* What are the key provisions of NDAs?

* What other provisions are sometimes included in NDAs that may affect your rights?

* Why does "one size fits all" not apply to NDAs?

* How does trade secret litigation proceed?

* What are your potential rights and remedies in trade secret litigation?

* Why should you get professional advice in dealing with trade secrets and NDAs?

Trade secrets and confidential information truly are the crown jewels of many businesses. This is the information that allows businesses to compete effectively, and that provides a competitive edge. Most businesses must rely on protecting this information -- assuming they are, as they should, be proactively trying to protect it -- through trade secret protection and NDAs. Many businesses do not, for example, have the expertise or resources necessary to prosecute and manage a large patent portfolio, and not all types of information are susceptible to patent protection.

Despite the critical nature of this information, my experience is that many business people do not understand what they should be doing to protect the crown jewels. I repeatedly see posts on LinkedIn and elsewhere asking for a "form" or a link to a "free site" to get an NDA. Other times, companies will try to re-use NDAs that were developed for another purpose. Given the potential value of the information, this cavalier approach is surprising.

It was with this background that Tom McLain and I developed our series of podcasts on trade secrets and non-disclosure agreements. The podcasts are available free at or In the first podcast, Tom and I provide the general background regarding trade secrets and NDAs. In the second podcast, Tom goes deeper into the different uses and purposes for NDAs. For example, what works in the employment context may not work for a business transaction. Tom then covers the details of NDAs and their typical provisions. Importantly, Tom also covers some provisions that may appear in NDAs, and that, perhaps without you realizing it, can substantially affect your company's rights.

Throughout the discussion, Tom's underlying message is simple: One size does not fit all for NDAs. Truer words were never spoken. It is certainly worth the time and investment to get professional assistance in drafting NDAs, or in reviewing NDAs that you may receive from other companies. Professional assistance in drafting and reviewing NDAs need not be expensive, certainly not in relationship to the potential importance of the subject. Most importantly, it will provide you with the confidence that you know what you are signing and what obligations your company is undertaking and what obligations the other party is assuming.
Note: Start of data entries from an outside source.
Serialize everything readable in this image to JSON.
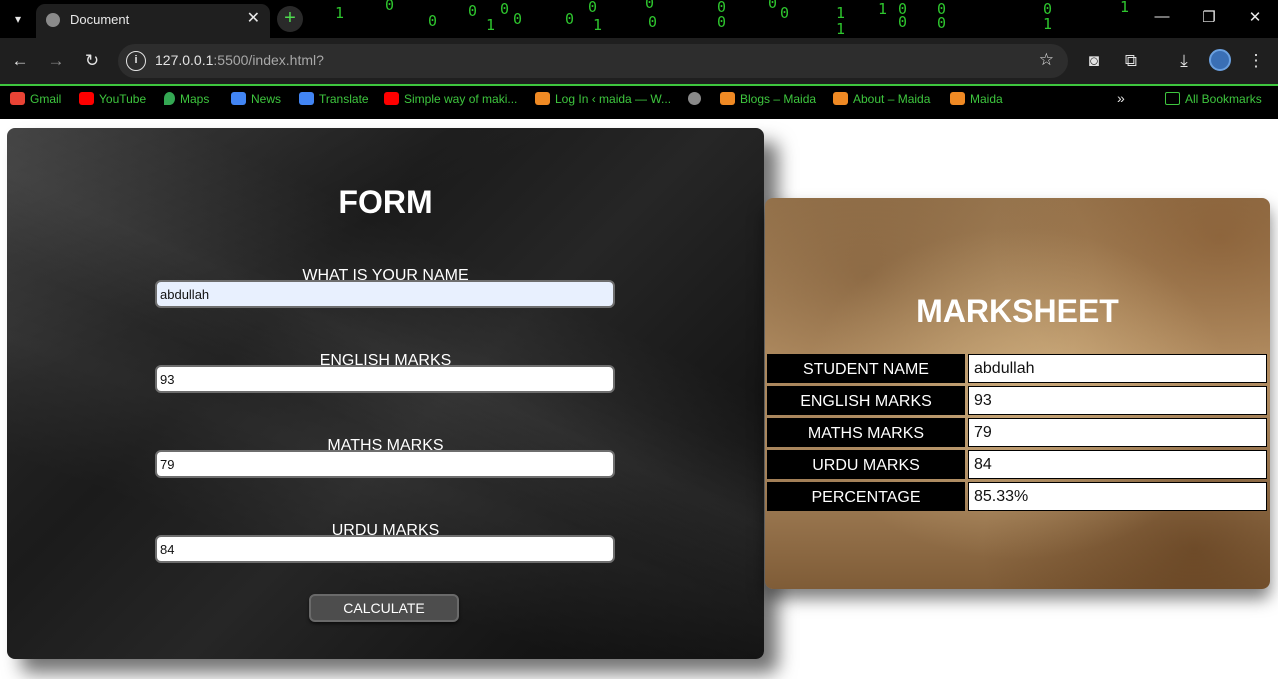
{
  "browser": {
    "tab_title": "Document",
    "url_host": "127.0.0.1",
    "url_rest": ":5500/index.html?",
    "bookmarks": [
      {
        "label": "Gmail",
        "color": "#ea4335"
      },
      {
        "label": "YouTube",
        "color": "#ff0000"
      },
      {
        "label": "Maps",
        "color": "#34a853"
      },
      {
        "label": "News",
        "color": "#4285f4"
      },
      {
        "label": "Translate",
        "color": "#4285f4"
      },
      {
        "label": "Simple way of maki...",
        "color": "#ff0000"
      },
      {
        "label": "Log In ‹ maida — W...",
        "color": "#f08a24"
      },
      {
        "label": "Blogs – Maida",
        "color": "#f08a24"
      },
      {
        "label": "About – Maida",
        "color": "#f08a24"
      },
      {
        "label": "Maida",
        "color": "#f08a24"
      }
    ],
    "all_bookmarks": "All Bookmarks"
  },
  "form": {
    "title": "FORM",
    "name_label": "WHAT IS YOUR NAME",
    "name_value": "abdullah",
    "english_label": "ENGLISH MARKS",
    "english_value": "93",
    "maths_label": "MATHS MARKS",
    "maths_value": "79",
    "urdu_label": "URDU MARKS",
    "urdu_value": "84",
    "calculate_label": "CALCULATE"
  },
  "marksheet": {
    "title": "MARKSHEET",
    "rows": [
      {
        "key": "STUDENT NAME",
        "value": "abdullah"
      },
      {
        "key": "ENGLISH MARKS",
        "value": "93"
      },
      {
        "key": "MATHS MARKS",
        "value": "79"
      },
      {
        "key": "URDU MARKS",
        "value": "84"
      },
      {
        "key": "PERCENTAGE",
        "value": "85.33%"
      }
    ]
  },
  "colors": {
    "bookmark_text": "#3ec63e",
    "chrome_dark": "#1f1f1f"
  }
}
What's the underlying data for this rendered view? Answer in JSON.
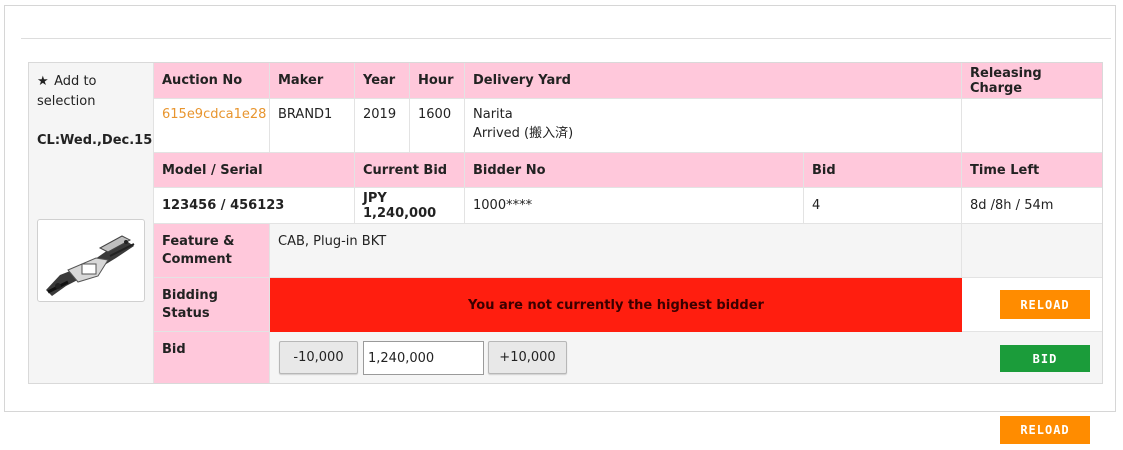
{
  "sidebar": {
    "add_to_selection": "Add to selection",
    "closing": "CL:Wed.,Dec.15",
    "thumbnail_icon": "machine-photo"
  },
  "headers": {
    "auction_no": "Auction No",
    "maker": "Maker",
    "year": "Year",
    "hour": "Hour",
    "delivery_yard": "Delivery Yard",
    "releasing_charge": "Releasing Charge",
    "model_serial": "Model / Serial",
    "current_bid": "Current Bid",
    "bidder_no": "Bidder No",
    "bid": "Bid",
    "time_left": "Time Left",
    "feature_comment": "Feature & Comment",
    "bidding_status": "Bidding Status",
    "bid_row": "Bid"
  },
  "lot": {
    "auction_no": "615e9cdca1e28",
    "maker": "BRAND1",
    "year": "2019",
    "hour": "1600",
    "delivery_yard_line1": "Narita",
    "delivery_yard_line2": "Arrived (搬入済)",
    "releasing_charge": "",
    "model_serial": "123456 / 456123",
    "current_bid": "JPY 1,240,000",
    "bidder_no": "1000****",
    "bid_count": "4",
    "time_left": "8d /8h / 54m",
    "feature_comment": "CAB, Plug-in BKT"
  },
  "status": {
    "message": "You are not currently the highest bidder",
    "color": "#ff1e0f"
  },
  "bidding": {
    "decrement_label": "-10,000",
    "amount_value": "1,240,000",
    "increment_label": "+10,000",
    "bid_button": "BID",
    "reload_button": "RELOAD"
  },
  "footer": {
    "reload_button": "RELOAD"
  },
  "colors": {
    "header_pink": "#ffc8db",
    "accent_orange": "#ff8c00",
    "bid_green": "#1b9c3a",
    "link_orange": "#e8952e"
  }
}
In the final installment of the series, which has yet to be released, I will discuss the subject of trade secret litigation. Trade secret litigation tends to be much faster moving than other forms of commercial litigation, and puts an even greater premium on preparation than is ordinarily the key. I will discuss all aspects of trade secret litigation, from the initial investigation through trial.

Saturday, April 18, 2009

Karen K. Leach joins CTF as a Principal practicing corporate law

Chorey, Taylor & Feil, a Professional Corporation, is pleased to announce that Karen K. Leach has joined the firm as a Principal. Karen's practice includes the representation of corporations in various aspects of general corporate law and has particular experience in federal securities matters and mergers and acquisitions. Karen was formerly a senior associate with the Atlanta office of Paul, Hastings, Janofsky & Walker LLP, where she practiced in the same areas. Karen received her J.D. degree, cum laude, from Georgia State University in 1997. Thomas V. Chorey, Chair of the firm's transactional practice, stated: "The firm is delighted to add Karen Leach to our transactional practice. Karen's addition continues the firm's careful expansion in its key practice areas." Other recent additions to the firm include Evan Appel in January, 2009 and Tom McLain in May, 2008, both of whom joined the the firm as a shareholders.

Friday, April 17, 2009

Welcome to the Chorey, Taylor & Feil blog

Welcome to the Chorey, Taylor & Feil blog. We are an Atlanta business law and business litigation firm. We will be posting here regarding legal issues facing business and matters of interest involving our firm. Contact John Watkins at, or Tom McLain at